“It will be interesting to see going forward, because this was his first taste of major championship drama for quite a while,” McIlroy said. “Even though he’s won 14, you have to learn how to get back.”

Over the daunting closing stretch, Woods watched helplessly as Molinari, as reliable as the tide coming in off the North Sea, plodded his way to victory. With Woods’ hopes for a playoff already slim, Molinari feathered a wedge to 5 feet on the closing hole. Woods marched grim-faced to the bridge, never turning around to acknowledge his playing partner’s finishing blow. He waved his black cap and raised his mallet-style putter to a roaring crowd – knowledgeable fans who were appreciative not just of Woods making his first Open start since 2015, but actually coming close to winning the damn thing.

“Oh, it was a blast,” Woods would say afterward. “I need to try to keep it in perspective, because at the beginning of the year, if they’d have said you’re playing The Open Championship, I would have said I’d be very lucky to do that.”

Last weekend, Woods sat in a box at Wimbledon to watch Serena Williams contend for a 24th major title. Williams is one of the few athletes on the planet with whom Woods can relate – an aging, larger-than-life superstar who is fiercely competitive and adept at overcoming adversity. Woods is 15 months removed from a fourth back surgery on an already brittle body; Williams nearly secured the most prestigious championship in tennis less than a year after suffering serious complications during childbirth.

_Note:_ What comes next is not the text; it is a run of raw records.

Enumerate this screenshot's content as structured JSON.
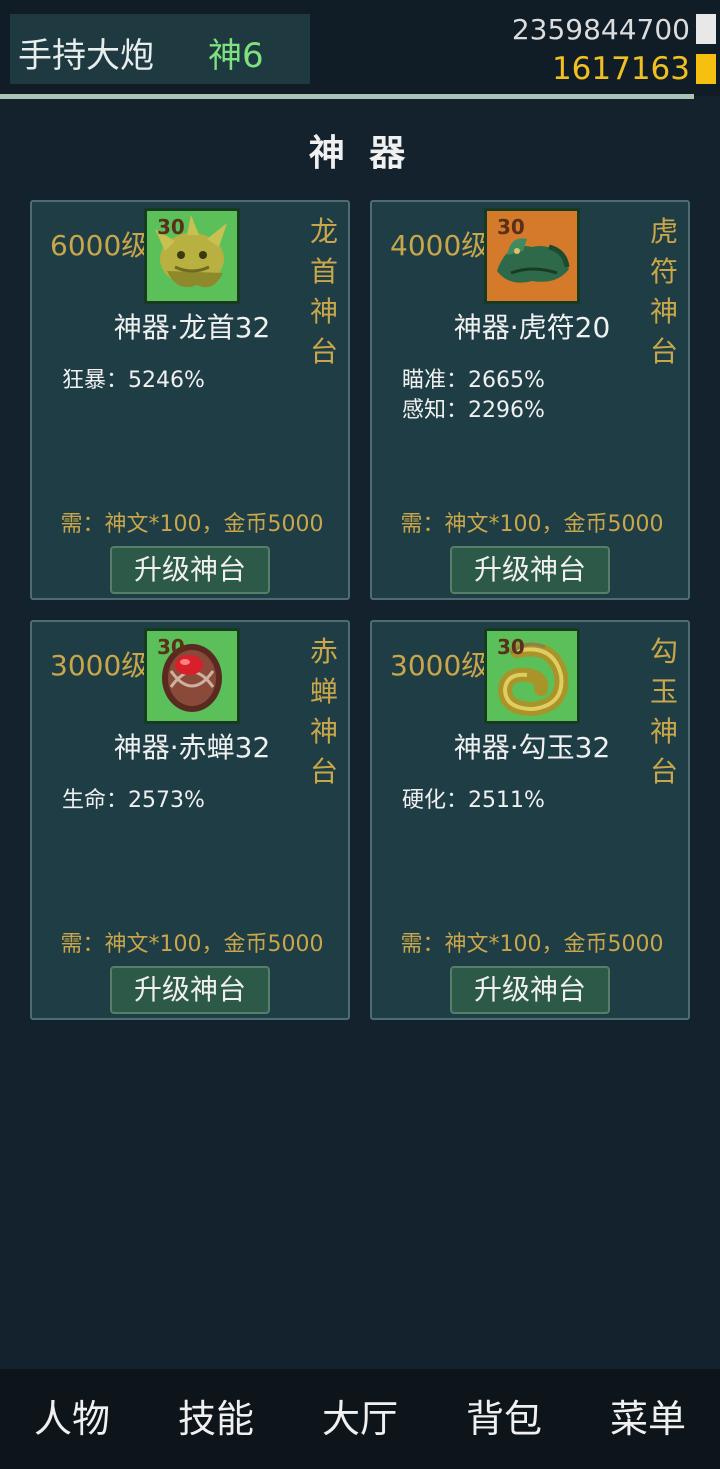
{
  "header": {
    "player_name": "手持大炮",
    "player_rank": "神6",
    "silver": "2359844700",
    "gold": "1617163"
  },
  "page_title": "神 器",
  "cards": [
    {
      "level": "6000级",
      "star": "30",
      "icon": "dragon-head-icon",
      "side_name": [
        "龙",
        "首",
        "神",
        "台"
      ],
      "artifact_name": "神器·龙首32",
      "stats": [
        "狂暴：5246%"
      ],
      "requirement": "需：神文*100，金币5000",
      "button": "升级神台"
    },
    {
      "level": "4000级",
      "star": "30",
      "icon": "tiger-talisman-icon",
      "side_name": [
        "虎",
        "符",
        "神",
        "台"
      ],
      "artifact_name": "神器·虎符20",
      "stats": [
        "瞄准：2665%",
        "感知：2296%"
      ],
      "requirement": "需：神文*100，金币5000",
      "button": "升级神台"
    },
    {
      "level": "3000级",
      "star": "30",
      "icon": "red-cicada-icon",
      "side_name": [
        "赤",
        "蝉",
        "神",
        "台"
      ],
      "artifact_name": "神器·赤蝉32",
      "stats": [
        "生命：2573%"
      ],
      "requirement": "需：神文*100，金币5000",
      "button": "升级神台"
    },
    {
      "level": "3000级",
      "star": "30",
      "icon": "jade-hook-icon",
      "side_name": [
        "勾",
        "玉",
        "神",
        "台"
      ],
      "artifact_name": "神器·勾玉32",
      "stats": [
        "硬化：2511%"
      ],
      "requirement": "需：神文*100，金币5000",
      "button": "升级神台"
    }
  ],
  "nav": [
    "人物",
    "技能",
    "大厅",
    "背包",
    "菜单"
  ]
}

“She’ll probably call me and talk to me about it because you’ve got to put things in perspective,” Woods said. “I know that it’s going to sting for a little bit here, but given where I was to where I’m at now, I’m blessed.”

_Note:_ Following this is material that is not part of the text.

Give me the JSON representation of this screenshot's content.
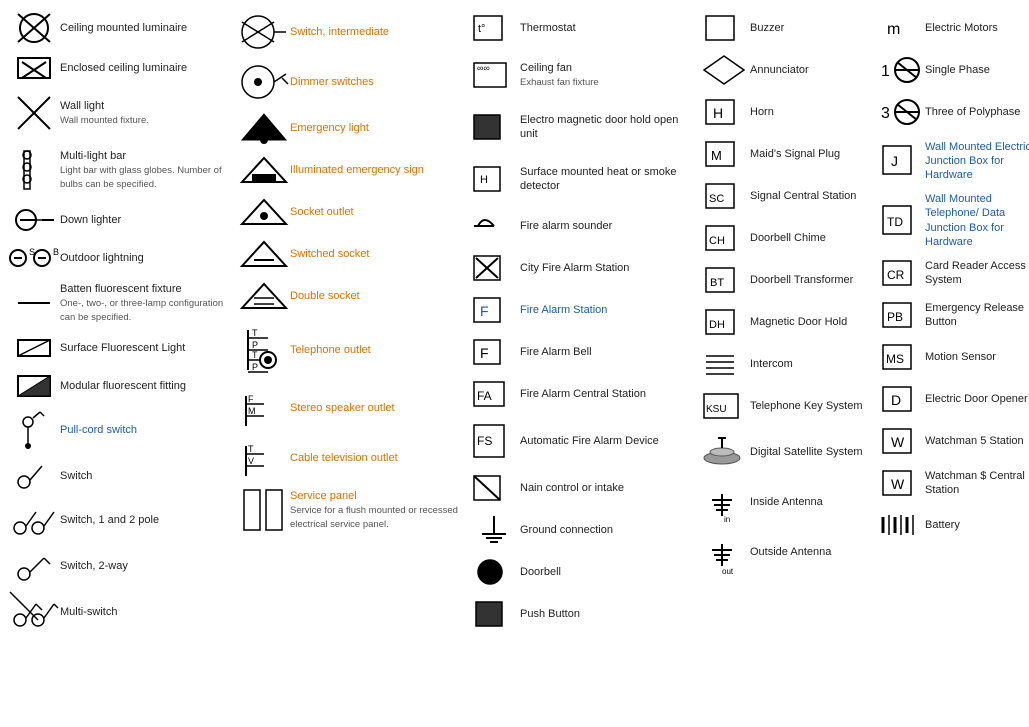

But Woods didn’t need to wait for that phone call to find some solace. Waiting for him afterward were his two kids, Sam, 11, and Charlie, 9, both of whom were either too young or not yet born when Tiger last won a major in 2008, when he was at the peak of his powers.

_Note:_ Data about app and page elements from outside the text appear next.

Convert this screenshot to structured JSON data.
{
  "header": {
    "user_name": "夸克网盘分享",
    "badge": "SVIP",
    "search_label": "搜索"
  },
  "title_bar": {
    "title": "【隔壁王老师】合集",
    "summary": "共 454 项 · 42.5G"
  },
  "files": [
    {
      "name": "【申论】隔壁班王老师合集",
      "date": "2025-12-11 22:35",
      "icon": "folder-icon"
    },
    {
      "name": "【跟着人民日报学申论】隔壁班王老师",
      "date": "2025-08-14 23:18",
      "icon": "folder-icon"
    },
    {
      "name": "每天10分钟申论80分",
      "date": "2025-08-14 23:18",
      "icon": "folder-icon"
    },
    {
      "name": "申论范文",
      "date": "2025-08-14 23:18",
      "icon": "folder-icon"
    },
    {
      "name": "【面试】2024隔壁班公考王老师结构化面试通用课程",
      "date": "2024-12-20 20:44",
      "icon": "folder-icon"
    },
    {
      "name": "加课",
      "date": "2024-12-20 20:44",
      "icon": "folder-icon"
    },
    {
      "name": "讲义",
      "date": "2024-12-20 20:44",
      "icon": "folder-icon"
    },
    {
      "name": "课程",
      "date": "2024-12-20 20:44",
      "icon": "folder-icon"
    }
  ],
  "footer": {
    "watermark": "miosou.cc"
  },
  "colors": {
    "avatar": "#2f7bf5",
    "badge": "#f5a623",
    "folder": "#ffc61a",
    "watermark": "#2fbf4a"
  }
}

Choking up, Woods said, “I told them I tried, and I said, 'Hopefully you’re proud of your Pops for trying as hard as I did.' It’s pretty emotional, because they gave me some pretty significant hugs there and squeezed. I know that they know how much this championship means to me, and how much it feels good to be back playing again.

“To me, it’s just so special to have them aware, because I’ve won a lot of golf tournaments in my career, but they don’t remember any of them. The only thing they’ve seen is my struggles and the pain I was going through. Now they just want to go play soccer with me. It’s such a great feeling.”

His media obligations done, Woods climbed up the elevated walkway, on his way to the back entrance of the Carnoustie Golf Hotel & Spa. He was surrounded by his usual entourage, but also two young, cute members of his clan.

Sam adhered to the strict Sunday dress code, wearing a black tank top and red shorts. But Charlie’s attire may have been even more appropriate. On the day his dad nearly authored the greatest sports story ever, he chose a red Nike T-shirt with a bold message emblazoned on the front, in big, block letters:


After this riveting performance, after Tiger Woods nearly won The Open, are there really any left?